GAO Says Federal Facilities Are Major Water Polluters : Survey Finds That U.S. Agencies Put a Low Priority on Compliance With Regulations

Times Staff Writer

Federally owned facilities violate clean-water regulations twice as often as private firms because U.S. government agencies put a low priority on compliance with anti-pollution rules, the General Accounting Office reported Saturday.

The study of 150 major U.S. facilities also criticized the Environmental Protection Agency for not taking effective enforcement actions against federal government polluters in the two years ending in October, 1987.

It listed the Energy Department, the Navy and the Army as the worst violators but said that, on the average, 20% of federal facilities failed to comply with anti-pollution rules, compared to a 10% non-compliance rate for industrial plants.

“Furthermore, over 40% of all violating federal facilities were non-compliant for a year or longer,” the GAO report said.


During the two-year study period, the congressional watchdog agency found, EPA and state regulators took timely enforcement actions against federal facilities in only eight of the 46 cases in which a crackdown was needed.

While federal officials often cited time-consuming budget and procurement rules to excuse their lack of compliance, the GAO said, they were obstacles in only one-fourth of the cases examined.

“A more fundamental barrier was the low priority that federal facilities gave to correcting violations,” the GAO said.
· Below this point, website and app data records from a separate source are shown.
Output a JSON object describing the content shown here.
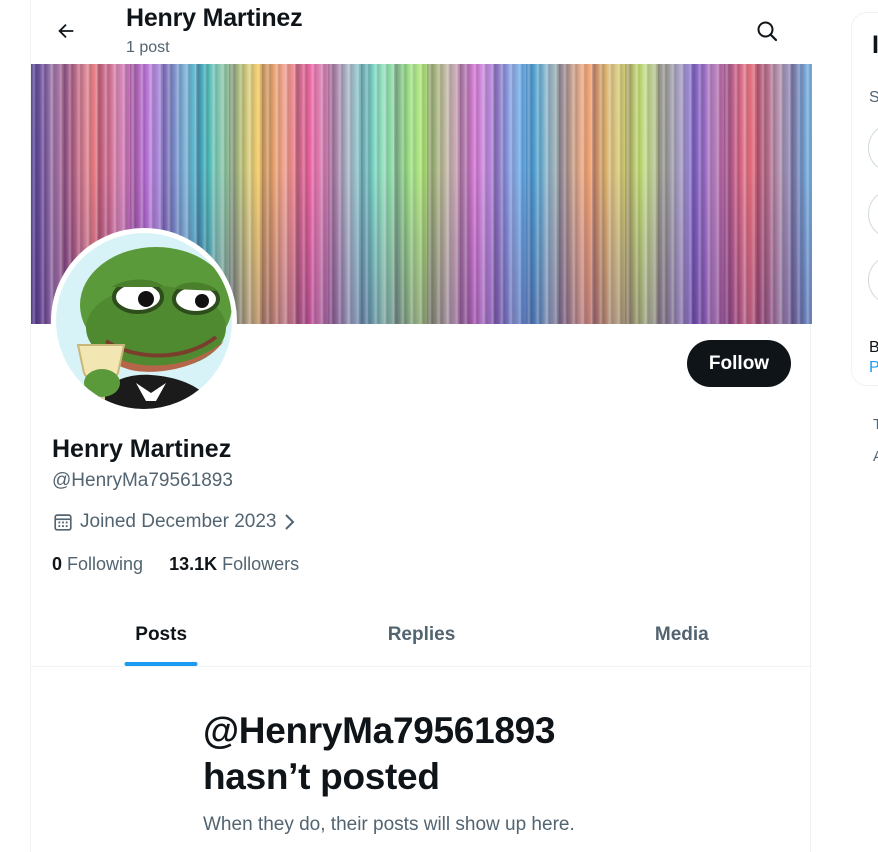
{
  "header": {
    "title": "Henry Martinez",
    "post_count": "1 post",
    "back_icon": "arrow-left-icon",
    "search_icon": "search-icon"
  },
  "profile": {
    "name": "Henry Martinez",
    "handle": "@HenryMa79561893",
    "joined": "Joined December 2023",
    "follow_label": "Follow",
    "following_count": "0",
    "following_label": "Following",
    "followers_count": "13.1K",
    "followers_label": "Followers"
  },
  "tabs": [
    {
      "label": "Posts",
      "active": true
    },
    {
      "label": "Replies",
      "active": false
    },
    {
      "label": "Media",
      "active": false
    }
  ],
  "empty_state": {
    "title_line1": "@HenryMa79561893",
    "title_line2": "hasn’t posted",
    "subtitle": "When they do, their posts will show up here."
  },
  "sidebar": {
    "heading_fragment": "I",
    "sub_fragment": "S",
    "line_b_fragment": "B",
    "line_p_fragment": "P",
    "footer_t_fragment": "T",
    "footer_a_fragment": "A"
  },
  "colors": {
    "accent": "#1d9bf0",
    "text_primary": "#0f1419",
    "text_secondary": "#536471",
    "button_bg": "#0f1419"
  }
}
Rep. George Miller (D-Martinez), chairman of the House Interior subcommittee on water and power resources who requested the GAO report along with Rep. Vic Fazio (D-Sacramento), accused the Reagan Administration of lacking the will to enforce laws to control water pollution.

“This report shows that the well-documented crisis at the nation’s nuclear weapons plants is just one aspect of a broad disregard for the environment by the highest officials of the Administration,” Miller said in a statement.
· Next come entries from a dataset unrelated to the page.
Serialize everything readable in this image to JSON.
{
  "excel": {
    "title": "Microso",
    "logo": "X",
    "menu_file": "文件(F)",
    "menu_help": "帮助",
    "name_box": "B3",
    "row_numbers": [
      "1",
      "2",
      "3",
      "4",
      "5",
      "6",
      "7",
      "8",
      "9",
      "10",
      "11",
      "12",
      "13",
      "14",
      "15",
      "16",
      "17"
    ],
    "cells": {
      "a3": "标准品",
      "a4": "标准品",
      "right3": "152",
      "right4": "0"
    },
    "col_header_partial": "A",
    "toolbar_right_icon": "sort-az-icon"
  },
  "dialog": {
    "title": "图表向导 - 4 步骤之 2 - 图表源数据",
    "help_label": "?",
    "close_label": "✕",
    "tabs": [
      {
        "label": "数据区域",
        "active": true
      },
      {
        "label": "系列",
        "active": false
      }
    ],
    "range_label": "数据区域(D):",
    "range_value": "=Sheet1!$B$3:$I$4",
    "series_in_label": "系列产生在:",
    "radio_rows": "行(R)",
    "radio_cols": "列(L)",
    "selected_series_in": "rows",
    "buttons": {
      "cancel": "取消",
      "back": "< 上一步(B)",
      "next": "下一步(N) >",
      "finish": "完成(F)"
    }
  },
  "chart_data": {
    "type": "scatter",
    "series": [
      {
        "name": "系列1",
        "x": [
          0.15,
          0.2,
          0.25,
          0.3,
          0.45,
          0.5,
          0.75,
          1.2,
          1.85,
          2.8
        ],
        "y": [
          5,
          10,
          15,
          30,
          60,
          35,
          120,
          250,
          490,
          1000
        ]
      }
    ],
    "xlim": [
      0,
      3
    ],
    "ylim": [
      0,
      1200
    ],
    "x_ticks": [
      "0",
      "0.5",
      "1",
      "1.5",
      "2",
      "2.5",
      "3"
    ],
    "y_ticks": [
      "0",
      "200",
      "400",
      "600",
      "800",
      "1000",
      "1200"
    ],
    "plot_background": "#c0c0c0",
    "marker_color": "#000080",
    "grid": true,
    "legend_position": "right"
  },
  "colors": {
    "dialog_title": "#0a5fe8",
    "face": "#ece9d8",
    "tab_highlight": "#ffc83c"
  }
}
Fazio said the report showed “chronic negligence” on the part of the Energy Department, the Pentagon and other federal agencies in complying with federal clean-water laws.

“It reveals federal agencies that continually pollute our waterways and frequently consider themselves above the standards and requirements we impose on the private sector,” Fazio added.

“The report also documents an environmental protection bureaucracy--at both the federal and state levels--that treats the federal agencies with kid gloves . . . .

“By cracking down on federal polluters early in his Administration, President-elect Bush can demonstrate in a very meaningful way that he intends to be a serious steward of the environment and our natural resources,” Fazio said.

The GAO said the primary causes of violations were inadvertent or accidental discharges of effluent and mechanical or chemical problems with the treatment process.

Inadequate EPA oversight, the study added, allowed some federal facilities to remain significantly out of compliance with anti-pollution rules for two years without any enforcement action against them.

While some violations could be corrected with relatively small outlays, the GAO said, in one case involving the Energy Department’s Oak Ridge, Tenn., nuclear plant, a project to reduce mercury in plant effluents cost $8.3 million and had to be approved by Congress.